Through developing the Atari 2600 games console, the technology superpower made it possible for gamers to enjoy the joys of the arcade in the comfort of their own homes. As titles including Pong, Space Invaders and Frogger quickly became cult classics, Atari controlled 80% of the games market at its peak. While the simplistic 8-bit approach to video-gaming captivated a new generation of players, Atari was eventually suffocated by its own ambition.
At the start of the 80s, the industry was booming as crowds of people battled to join the gaming community. In a rush to get games on the shelves, many games firms started cutting out vital phases from the development process. Whereas in the past games typically took a considerable amount of time to develop and test, during the boom period businesses were turning out new titles in just a matter of months. At this point in time Atari had grown to become the most prominent brand thanks to the release of the infamous arcade classic Pac-man and blockbuster hit ET: Extraterrestrial.
Atari had huge hopes for both games and projected that the launches would enable them to achieve 50% growth. In order to meet the anticipated demand, Atari produced over 5 million ET cartridges in addition to 12 million Pac-man cartridges. Given that only about 10 million compatible Atari game consoles were in circulation, the gaming giant had placed a huge bet that the new titles would not only be bought by everyone who owned an Atari 2600, but also compel millions more new customers to invest in an Atari console just so that they too could play these highly anticipated games.
However, despite Atari’s optimism, the games industry was on the brink of a great crash. As a consequence of cutting vital development phases, both ET and Pac-man were condemned by critics and gamers alike. Over 40 years later and ET: Extra Terrestrial is still considered one the worst titles ever made, if not one of the biggest commercial failures in history.
By 1983, frustration over poor graphics and shoddy gameplay had triggered a collapse across the North American Games Industry. The sector faced unprecedented challenges as the plunge in demand created an impossible environment in which to operate. Numerous organizations filed for bankruptcy and many feared that the industry would be unable to re-spawn to its former glory. Despite the staggering setbacks in the industry, Atari did not veer from its ambitious plans.

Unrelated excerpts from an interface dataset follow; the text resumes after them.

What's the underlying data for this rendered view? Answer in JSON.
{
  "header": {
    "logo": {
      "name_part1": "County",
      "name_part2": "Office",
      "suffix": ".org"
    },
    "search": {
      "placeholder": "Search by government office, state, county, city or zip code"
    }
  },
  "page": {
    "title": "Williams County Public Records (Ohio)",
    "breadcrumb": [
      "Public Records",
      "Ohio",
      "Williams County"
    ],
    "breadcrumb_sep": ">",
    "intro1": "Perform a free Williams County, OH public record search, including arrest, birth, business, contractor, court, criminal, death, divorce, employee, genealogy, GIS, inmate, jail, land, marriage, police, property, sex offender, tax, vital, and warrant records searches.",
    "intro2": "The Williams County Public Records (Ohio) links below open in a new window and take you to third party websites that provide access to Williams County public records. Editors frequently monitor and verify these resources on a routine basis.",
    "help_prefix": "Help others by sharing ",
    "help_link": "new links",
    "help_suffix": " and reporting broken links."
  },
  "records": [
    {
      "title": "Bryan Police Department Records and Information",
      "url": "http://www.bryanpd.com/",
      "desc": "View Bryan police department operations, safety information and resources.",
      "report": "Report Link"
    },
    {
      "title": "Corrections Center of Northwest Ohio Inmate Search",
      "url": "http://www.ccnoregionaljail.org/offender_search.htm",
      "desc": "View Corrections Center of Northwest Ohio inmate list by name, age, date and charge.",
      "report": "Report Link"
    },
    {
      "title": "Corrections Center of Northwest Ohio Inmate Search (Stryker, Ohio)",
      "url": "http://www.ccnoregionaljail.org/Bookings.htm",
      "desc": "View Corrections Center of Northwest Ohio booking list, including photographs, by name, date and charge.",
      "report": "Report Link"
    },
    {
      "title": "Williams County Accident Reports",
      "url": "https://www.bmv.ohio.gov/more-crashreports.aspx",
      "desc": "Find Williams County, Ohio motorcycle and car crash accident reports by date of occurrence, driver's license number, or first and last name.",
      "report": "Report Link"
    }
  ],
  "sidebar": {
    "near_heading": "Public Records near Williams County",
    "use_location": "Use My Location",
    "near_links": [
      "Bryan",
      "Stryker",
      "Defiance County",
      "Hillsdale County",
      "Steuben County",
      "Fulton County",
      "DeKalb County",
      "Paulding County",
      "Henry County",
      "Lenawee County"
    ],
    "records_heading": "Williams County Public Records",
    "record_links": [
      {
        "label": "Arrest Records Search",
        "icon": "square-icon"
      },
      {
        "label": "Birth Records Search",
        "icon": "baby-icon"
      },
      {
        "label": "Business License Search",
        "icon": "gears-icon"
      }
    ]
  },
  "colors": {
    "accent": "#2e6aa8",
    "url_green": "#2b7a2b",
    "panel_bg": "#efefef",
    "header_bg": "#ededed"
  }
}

As the gaming legend failed to meet ambitious sales targets, Atari was left with vast quantities of surplus stock. This inventory issue was further exacerbated by an extensive number of product returns from disgruntled customers. In a botched attempt to save themselves from embarrassment, the games company allegedly buried millions of ET and Pac-man game cartridges in a landfill site in El Paso, Texas. As news of this unusual solution to surplus stock built into a media frenzy, many question what other secrets Atari had buried along with its redundant stock.
Although, the exact contents of the landfill site remains a mystery, perhaps if Atari had access to some of the tools and technology available today, they could have avoided this whole debacle all together. Through adopting intelligent tools that provide greater transparency across the supply chain, Atari would have had greater access to more detailed demand information. In addition, modern supply chain technologies support forecasting functions, enabling businesses to better prepare for shock events such as the North American Games Industry crash. As a result the games giant could have more accurately planned for demand and thus prevented millions of surplus games going to waste.
While nothing makes for a great gaming experience quite like a bit of action, in order to prevent such dramas from becoming a reality, modern businesses should learn from Atari’s mistakes and thus protect themselves from challenges which may lie ahead.